(Study material):
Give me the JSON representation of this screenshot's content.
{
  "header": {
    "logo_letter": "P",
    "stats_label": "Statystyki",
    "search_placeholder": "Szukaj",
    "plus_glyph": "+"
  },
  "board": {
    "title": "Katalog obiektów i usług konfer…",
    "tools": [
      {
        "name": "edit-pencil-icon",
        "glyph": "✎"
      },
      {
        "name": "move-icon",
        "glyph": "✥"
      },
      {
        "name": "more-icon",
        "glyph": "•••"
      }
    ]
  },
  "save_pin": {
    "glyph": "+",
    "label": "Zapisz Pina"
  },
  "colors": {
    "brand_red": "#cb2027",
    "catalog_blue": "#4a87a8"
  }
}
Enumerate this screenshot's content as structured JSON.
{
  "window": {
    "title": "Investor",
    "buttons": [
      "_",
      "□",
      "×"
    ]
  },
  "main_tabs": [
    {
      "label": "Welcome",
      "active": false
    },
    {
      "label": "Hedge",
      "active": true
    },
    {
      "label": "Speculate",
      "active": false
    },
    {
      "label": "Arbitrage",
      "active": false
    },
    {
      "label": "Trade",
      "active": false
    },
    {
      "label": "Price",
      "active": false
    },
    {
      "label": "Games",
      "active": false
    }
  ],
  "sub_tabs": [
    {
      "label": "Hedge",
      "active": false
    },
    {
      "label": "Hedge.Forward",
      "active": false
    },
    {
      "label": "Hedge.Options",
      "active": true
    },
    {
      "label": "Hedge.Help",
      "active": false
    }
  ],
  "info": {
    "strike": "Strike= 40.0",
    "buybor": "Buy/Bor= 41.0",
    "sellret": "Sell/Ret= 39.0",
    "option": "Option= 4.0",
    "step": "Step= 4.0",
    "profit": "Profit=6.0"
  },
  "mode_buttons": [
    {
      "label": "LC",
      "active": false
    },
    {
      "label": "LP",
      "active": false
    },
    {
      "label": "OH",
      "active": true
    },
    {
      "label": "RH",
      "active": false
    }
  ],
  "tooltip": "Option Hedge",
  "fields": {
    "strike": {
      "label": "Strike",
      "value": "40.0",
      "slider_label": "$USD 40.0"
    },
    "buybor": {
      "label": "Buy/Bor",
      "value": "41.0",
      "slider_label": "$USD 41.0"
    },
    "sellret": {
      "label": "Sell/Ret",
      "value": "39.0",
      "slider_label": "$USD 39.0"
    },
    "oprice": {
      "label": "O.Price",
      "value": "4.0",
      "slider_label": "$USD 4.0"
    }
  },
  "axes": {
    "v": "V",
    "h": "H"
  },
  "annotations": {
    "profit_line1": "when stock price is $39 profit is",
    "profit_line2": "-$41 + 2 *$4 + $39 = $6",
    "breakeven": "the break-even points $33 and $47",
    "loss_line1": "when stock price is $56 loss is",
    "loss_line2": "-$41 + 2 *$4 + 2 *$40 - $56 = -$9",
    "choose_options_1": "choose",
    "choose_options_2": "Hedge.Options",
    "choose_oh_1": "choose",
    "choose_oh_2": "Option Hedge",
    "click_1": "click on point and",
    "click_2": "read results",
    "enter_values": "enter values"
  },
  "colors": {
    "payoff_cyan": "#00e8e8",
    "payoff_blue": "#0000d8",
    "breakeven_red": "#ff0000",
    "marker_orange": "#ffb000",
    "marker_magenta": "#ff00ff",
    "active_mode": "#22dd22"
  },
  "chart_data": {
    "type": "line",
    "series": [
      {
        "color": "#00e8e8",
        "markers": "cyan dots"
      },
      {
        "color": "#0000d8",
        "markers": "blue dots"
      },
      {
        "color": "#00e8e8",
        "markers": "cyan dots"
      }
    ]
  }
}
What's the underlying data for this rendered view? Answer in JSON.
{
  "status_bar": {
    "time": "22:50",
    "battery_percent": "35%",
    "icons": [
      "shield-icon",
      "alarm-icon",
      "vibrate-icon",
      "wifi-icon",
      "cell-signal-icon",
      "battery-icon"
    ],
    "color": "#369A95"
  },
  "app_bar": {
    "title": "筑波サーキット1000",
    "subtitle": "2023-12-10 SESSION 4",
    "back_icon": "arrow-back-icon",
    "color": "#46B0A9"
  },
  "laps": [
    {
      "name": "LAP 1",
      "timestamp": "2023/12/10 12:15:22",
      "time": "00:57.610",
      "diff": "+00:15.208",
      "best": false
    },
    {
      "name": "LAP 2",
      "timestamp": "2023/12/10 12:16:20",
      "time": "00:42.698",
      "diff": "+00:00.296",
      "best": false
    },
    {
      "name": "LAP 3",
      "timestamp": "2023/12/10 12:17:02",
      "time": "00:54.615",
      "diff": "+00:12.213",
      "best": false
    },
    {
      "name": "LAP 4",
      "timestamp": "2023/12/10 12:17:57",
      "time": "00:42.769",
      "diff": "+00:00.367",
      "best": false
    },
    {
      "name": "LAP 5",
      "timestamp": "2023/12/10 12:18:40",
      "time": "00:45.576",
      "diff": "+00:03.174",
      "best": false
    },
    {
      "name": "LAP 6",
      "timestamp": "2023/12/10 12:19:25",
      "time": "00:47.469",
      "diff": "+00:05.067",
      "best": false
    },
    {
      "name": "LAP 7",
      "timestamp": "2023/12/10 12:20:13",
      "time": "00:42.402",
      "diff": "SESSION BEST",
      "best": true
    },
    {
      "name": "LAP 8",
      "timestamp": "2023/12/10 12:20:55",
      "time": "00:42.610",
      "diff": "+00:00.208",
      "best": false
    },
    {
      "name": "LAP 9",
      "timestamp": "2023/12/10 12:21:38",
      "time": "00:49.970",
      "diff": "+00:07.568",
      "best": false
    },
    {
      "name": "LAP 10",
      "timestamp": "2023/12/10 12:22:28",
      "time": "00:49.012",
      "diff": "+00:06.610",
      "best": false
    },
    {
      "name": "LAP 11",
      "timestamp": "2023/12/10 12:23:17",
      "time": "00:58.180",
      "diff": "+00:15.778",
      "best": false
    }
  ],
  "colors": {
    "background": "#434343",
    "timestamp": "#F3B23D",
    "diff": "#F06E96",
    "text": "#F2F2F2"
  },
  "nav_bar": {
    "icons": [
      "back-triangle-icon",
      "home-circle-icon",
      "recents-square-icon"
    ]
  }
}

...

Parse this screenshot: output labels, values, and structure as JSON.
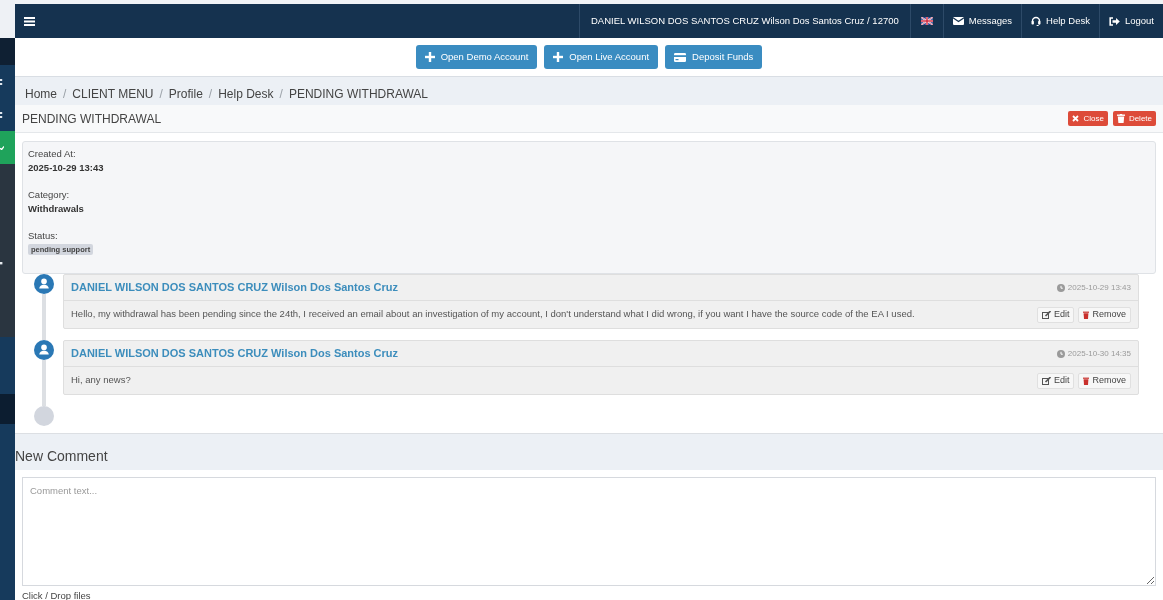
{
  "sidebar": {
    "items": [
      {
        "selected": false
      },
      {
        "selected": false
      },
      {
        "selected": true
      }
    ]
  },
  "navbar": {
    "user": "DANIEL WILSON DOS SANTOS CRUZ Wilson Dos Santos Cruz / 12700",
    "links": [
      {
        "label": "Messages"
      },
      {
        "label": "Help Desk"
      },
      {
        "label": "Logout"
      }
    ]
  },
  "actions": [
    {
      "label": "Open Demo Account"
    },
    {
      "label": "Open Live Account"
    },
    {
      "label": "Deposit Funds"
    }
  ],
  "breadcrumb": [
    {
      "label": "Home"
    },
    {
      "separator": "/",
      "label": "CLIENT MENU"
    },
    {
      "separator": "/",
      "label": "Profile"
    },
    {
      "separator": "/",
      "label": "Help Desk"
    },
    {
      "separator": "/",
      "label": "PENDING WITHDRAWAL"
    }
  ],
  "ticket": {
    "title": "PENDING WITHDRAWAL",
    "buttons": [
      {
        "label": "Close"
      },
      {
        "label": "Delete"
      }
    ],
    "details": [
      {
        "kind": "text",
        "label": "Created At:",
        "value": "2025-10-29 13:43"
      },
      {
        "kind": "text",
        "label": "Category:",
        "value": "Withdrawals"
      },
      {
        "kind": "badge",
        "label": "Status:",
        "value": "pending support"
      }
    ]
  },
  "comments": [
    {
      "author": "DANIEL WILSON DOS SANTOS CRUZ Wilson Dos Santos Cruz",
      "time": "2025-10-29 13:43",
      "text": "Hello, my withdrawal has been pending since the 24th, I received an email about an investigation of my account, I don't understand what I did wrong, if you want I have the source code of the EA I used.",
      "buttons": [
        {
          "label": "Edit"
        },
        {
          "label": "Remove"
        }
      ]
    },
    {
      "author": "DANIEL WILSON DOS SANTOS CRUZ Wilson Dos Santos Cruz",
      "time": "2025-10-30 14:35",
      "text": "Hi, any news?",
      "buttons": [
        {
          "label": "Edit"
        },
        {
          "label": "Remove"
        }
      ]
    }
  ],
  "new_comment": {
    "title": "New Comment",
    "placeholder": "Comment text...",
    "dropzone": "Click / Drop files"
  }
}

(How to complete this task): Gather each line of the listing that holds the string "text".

(Response to the exercise):
    "text": "#F2F2F2"
        "kind": "text",
        "kind": "text",
      "text": "Hello, my withdrawal has been pending since the 24th, I received an email about an investigation of my account, I don't understand what I did wrong, if you want I have the source code of the EA I used.",
      "text": "Hi, any news?",
    "placeholder": "Comment text...",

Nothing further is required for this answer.